“Dreams are impartial, spontaneous products of the unconscious psyche, outside the control of the will. They are pure nature; they show us the unvarnished, natural truth, and are therefore fitted, as nothing else is, to give us back an attitude that accords with our basic human nature when our consciousness has strayed too far from its foundations and run into an impasse.”
— Carl Jung (1875-1961)


Once, on a Tuesday in May, you wrote a song. The song was about me. I listened to it on YouTube with my door locked while you sat in another room, waiting. In the song was a lyric where you said that you missed me. When you knocked on my door and asked to talk, I refused to let you in, shouting that the last thing I wanted to do was to see you again.  


Months later, on a Friday in August, you made a film. I clicked on a hyperlink to arrive at clips of animals roaming in the wild. Scared of watching something that came from your mind, I moved my cursor around on the play bar, jumping back and forth in a way that erased all meaning the film could have. I saw a series of hand-drawn animations; I heard the deep timbre of your voice. I saw, in a split-second shot, a still of my cat, which made me return to the start of the film because I wanted to decipher the whole thing. And then I realized the film was about me. About us. I let the video play and heard you say something like she was perfect. 


On a Saturday in October, you were in the room as another boy told me he loved me. I could not stop thinking about the fact that you were there, listening to every word. As I told the boy I could not love him back, I relished in the knowledge that you knew that I could be loved. And that I deserved to be loved, even if it wasn’t by you. 


Then, on a Wednesday in December, we were at some kind of party. You came to me, asking if I had any candy to spare. Upon hearing your simple request, the room turned silent and everyone stopped to see what I would do. In that moment, I detested you. But I also told you to cup your palms in the shape of a bowl. You did. I placed, in the curve of your hands, all the chocolate that I had. I watched you walk away. I did not feel emptied.

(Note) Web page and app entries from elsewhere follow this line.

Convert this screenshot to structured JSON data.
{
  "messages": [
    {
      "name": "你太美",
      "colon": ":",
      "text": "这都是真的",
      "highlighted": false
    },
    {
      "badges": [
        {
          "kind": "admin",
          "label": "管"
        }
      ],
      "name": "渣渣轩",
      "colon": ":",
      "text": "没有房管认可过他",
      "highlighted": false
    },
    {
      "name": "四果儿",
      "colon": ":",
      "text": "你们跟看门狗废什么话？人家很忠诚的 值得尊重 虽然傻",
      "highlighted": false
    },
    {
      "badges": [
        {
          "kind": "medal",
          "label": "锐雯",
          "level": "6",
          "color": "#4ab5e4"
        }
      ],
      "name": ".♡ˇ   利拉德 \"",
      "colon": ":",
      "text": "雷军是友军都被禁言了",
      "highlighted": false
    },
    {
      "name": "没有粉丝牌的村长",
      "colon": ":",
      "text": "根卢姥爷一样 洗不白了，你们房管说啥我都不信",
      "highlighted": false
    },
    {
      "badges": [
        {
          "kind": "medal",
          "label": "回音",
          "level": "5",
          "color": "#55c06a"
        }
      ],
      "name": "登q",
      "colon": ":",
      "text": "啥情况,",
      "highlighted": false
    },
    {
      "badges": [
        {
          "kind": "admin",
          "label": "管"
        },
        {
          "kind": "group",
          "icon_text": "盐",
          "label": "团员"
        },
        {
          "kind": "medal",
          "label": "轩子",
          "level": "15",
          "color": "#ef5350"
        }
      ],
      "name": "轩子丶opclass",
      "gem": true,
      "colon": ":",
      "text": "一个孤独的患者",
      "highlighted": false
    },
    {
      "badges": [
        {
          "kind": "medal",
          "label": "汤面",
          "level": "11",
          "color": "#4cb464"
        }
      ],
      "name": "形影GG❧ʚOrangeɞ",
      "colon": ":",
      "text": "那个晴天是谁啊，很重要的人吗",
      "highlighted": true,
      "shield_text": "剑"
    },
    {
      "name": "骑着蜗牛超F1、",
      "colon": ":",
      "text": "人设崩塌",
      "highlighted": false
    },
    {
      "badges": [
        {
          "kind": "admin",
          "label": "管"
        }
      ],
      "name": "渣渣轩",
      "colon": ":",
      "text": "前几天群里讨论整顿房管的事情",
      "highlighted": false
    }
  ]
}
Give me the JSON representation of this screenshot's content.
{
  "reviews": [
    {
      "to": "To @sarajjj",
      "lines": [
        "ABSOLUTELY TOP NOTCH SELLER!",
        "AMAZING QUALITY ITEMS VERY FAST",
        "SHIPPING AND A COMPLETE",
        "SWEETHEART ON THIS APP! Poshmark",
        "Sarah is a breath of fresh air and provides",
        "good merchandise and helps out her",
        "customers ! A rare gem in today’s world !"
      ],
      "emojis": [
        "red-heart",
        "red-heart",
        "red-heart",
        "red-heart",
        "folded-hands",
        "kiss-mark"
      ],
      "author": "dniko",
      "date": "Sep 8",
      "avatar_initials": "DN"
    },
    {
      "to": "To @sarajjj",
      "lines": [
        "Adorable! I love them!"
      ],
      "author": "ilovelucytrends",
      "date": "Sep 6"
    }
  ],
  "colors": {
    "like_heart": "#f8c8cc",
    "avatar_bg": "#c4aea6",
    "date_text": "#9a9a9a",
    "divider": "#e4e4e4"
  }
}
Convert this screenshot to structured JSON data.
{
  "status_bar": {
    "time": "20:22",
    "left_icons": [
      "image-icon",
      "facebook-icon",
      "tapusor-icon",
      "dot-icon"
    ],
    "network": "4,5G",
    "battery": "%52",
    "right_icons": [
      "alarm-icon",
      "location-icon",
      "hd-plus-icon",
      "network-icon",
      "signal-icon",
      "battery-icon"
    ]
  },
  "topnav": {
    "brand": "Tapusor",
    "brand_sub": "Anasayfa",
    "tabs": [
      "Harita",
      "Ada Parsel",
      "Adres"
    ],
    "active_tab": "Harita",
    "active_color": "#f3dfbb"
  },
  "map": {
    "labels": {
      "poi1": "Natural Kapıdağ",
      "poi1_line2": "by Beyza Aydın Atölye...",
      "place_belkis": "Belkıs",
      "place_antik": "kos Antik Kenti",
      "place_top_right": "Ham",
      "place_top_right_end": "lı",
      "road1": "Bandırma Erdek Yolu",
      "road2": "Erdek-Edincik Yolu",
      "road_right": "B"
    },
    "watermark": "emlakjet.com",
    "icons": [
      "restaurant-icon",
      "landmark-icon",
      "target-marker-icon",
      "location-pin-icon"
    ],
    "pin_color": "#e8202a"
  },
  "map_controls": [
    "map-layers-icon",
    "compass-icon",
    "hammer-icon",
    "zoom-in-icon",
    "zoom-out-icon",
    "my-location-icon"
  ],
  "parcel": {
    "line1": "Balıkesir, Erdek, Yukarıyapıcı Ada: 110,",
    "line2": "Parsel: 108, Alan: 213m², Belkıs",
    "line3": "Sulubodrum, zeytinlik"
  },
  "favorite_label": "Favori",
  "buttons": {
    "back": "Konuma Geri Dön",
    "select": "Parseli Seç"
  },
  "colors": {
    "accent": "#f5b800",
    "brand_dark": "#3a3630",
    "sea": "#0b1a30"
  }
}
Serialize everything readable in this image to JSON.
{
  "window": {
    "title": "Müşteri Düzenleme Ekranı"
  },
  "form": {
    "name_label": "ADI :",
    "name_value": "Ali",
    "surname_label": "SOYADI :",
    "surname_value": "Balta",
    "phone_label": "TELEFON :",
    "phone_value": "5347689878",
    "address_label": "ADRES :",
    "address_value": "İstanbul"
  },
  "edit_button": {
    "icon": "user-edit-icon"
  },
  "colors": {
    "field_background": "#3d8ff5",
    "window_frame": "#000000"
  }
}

Then there are the events I didn’t bother to explain in depth the morning after they happened. The one where I saw your name in the paper and cried. The one where I boarded a train without you and instantly wished I hadn’t. The one where I lived in a house with four locks on the front door, all of which I’d lock before I went to bed. The one where, thinking of you, I got up from that same bed and walked to the same front door, where I undid the locks one by one by one by one. Hoping you would come by. And thinking you probably wouldn’t.

You never did. As the months passed, we became two strangers who would only ever meet in dreams. I knew nothing about who you’d become since that first dream about the song, a song you’d never written, but a song I heard nevertheless in an alternate world where I was asleep, where we were allowed to become the people I wished we could be. Or the people we once were. I was at a point where I could no longer tell the difference. Or maybe the difference no longer mattered. I used my dream diary to let me fill, with words, a kind of emptiness easier to bear than the one you’d left behind. 

I learned, from sleepless nights spent on the internet, that we dream in order to remember. Which means that we also dream in order to forget. Dreaming is our body’s way of choosing what to keep and what to expel, but I can’t tell which of the two my body is trying to do with you. 


Last week, we met in my city, halfway across the world. You were living there, for some reason, and you invited me to visit your apartment. We talked the entire time on our way to the bus stop. By then, we hadn’t spoken for months. It was winter and it felt good to stand beside your warmth. As the bus was arriving, you turned around and hugged me. You didn’t have to explain why. I wrapped my arms around your familiar body, clasping my cold hands at the small of your back. It was time for us to board the bus. But I was happy where I was. I didn’t want to let go, but I did, because I woke up. 

I wrote about it in my dream diary.